As the above amendments did not eliminate the doubts that still exist as to whether motions for a summons to a conciliation session interrupt the limitation period, and if so, in what circumstances and who should assess this, the legislature made another attempt to solve the problem, this time by amending not the procedural provisions concerning the motion for a summons to a conciliation session, but the substantive law provisions concerning the limitation period of claims.
The amendment to the statute of limitations, which was announced on 29 December 2021, will come into force on 30 June 2022. So far, the substantive law on the statute of limitations has not mentioned the motion for a summons to a conciliation session. The amendment directly mentions such a motion; however, it is not listed in article 123 of the CC, which specifies actions interrupting the limitation period, but in article 121 of the CC, which specifies situations in which the limitation period is only suspended and does not run for the duration of a specific impediment. As of 30 June 2022, one such impediment will be the conciliation proceedings: the limitation period for claims covered by a motion for a summons to a conciliation session will not run for the duration of the conciliation proceedings (new article 121.6 of the CC).
Article 121 of the CC in its new wording will only apply to conciliation proceedings initiated after 29 June 2022. Thus, with respect to the motions for a summons to a conciliation session submitted prior to and on 29 June 2022, all previous doubts remain valid.
The effect of the amendment will be that the conciliation proceedings will continue to extend the limitation period, but will not cause the period to run anew. The duration of the conciliation proceedings will only be added to the limitation period of the claim stipulated in the statute.
The amendment will remove doubts as to whether the motion for a summons to a conciliation session interrupts the limitation period, and if so, in what circumstances. The answer to this question will become obvious – in no case will this motion interrupt the course of the statute of limitations. Such an aim of this amendment follows directly from the motives of the draft amendment. Undoubtedly, this will seriously limit creditors' interest in conciliation proceedings. Starting from 30 June 2022, by initiating conciliation proceedings, the creditor will still gain some time to prepare the proper proceedings against its debtor, but will not gain a doubling of this time.
Moreover, despite appearances, this amendment may also have some positive effects for creditors, because they will no longer live in uncertainty as to which of the numerous views on the effect of the motion for a summons to a conciliation session on the statute of limitations will be accepted by the court in their case.

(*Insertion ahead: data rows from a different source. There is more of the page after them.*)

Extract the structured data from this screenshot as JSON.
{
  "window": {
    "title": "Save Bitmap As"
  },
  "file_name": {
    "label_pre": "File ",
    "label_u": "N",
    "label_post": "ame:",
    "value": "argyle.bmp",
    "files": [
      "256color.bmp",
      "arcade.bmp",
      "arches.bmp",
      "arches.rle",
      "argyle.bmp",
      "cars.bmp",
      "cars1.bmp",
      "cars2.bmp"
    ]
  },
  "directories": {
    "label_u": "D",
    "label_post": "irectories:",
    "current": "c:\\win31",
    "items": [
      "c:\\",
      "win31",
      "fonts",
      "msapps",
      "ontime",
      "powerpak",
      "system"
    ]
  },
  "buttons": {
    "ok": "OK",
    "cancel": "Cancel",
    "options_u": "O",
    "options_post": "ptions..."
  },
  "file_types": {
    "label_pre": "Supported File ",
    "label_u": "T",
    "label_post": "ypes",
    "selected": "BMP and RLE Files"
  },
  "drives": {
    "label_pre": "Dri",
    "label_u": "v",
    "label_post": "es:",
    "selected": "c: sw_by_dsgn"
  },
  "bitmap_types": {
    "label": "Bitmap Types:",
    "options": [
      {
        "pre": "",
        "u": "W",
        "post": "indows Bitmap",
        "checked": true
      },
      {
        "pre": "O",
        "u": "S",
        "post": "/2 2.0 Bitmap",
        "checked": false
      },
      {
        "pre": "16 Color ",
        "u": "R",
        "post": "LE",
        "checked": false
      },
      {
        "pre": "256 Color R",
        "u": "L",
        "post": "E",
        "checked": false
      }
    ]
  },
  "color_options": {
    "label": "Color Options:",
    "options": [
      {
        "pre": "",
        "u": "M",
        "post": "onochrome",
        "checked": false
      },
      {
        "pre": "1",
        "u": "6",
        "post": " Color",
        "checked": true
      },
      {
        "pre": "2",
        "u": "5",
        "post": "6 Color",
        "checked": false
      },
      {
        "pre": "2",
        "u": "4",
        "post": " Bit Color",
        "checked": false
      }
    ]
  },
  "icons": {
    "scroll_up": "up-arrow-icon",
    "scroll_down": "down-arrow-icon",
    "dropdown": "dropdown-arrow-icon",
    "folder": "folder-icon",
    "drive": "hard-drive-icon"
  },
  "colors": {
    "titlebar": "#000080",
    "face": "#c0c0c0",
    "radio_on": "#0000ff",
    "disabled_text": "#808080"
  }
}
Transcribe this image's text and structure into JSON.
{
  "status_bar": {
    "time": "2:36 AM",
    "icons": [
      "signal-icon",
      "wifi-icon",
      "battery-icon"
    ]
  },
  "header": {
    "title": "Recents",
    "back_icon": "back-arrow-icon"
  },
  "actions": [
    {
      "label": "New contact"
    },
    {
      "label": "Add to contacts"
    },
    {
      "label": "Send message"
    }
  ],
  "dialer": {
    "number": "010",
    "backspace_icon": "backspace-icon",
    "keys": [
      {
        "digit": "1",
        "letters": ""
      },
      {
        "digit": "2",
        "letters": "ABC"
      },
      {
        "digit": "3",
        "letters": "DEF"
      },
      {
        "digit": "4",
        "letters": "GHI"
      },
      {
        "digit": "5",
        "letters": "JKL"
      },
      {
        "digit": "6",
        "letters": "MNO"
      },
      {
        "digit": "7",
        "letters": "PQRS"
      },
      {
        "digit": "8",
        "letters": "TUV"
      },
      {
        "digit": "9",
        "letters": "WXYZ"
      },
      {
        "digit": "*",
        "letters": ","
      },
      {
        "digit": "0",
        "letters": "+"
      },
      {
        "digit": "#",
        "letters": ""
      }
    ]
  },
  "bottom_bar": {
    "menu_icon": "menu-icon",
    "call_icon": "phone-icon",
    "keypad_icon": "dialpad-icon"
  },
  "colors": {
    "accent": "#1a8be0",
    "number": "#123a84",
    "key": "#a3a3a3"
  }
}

This effect will be known from the outset.
For further information on this topic please contact Julita Zawadzka or Agata Ziobroń at Kubas Kos Gałkowski by telephone (+48 22 206 83 00) or email ([email protected] or [email protected]). The Kubas Kos Gałkowski website can be accessed at www.kkg.pl.
(1) Act of 23 April 1964 – Civil Code, consolidated text: Journal of Laws, 2020, item 1740, as amended.
(2) Act of 2 December 2021 on amending the Act – Civil Code, the Act – Code of Civil Procedure and certain other acts, Journal of Laws, 2021, item 2459.
(4) Ruling of the Supreme Court of 16 October 2020, IV CSK 107/20 (IV CSKP 1/21), available here.
(5) Act of 4 July 2019 amending the Act – Code of Civil Procedure and certain other acts; consolidated text: Journal of Laws, 2019, item 1469, as amended.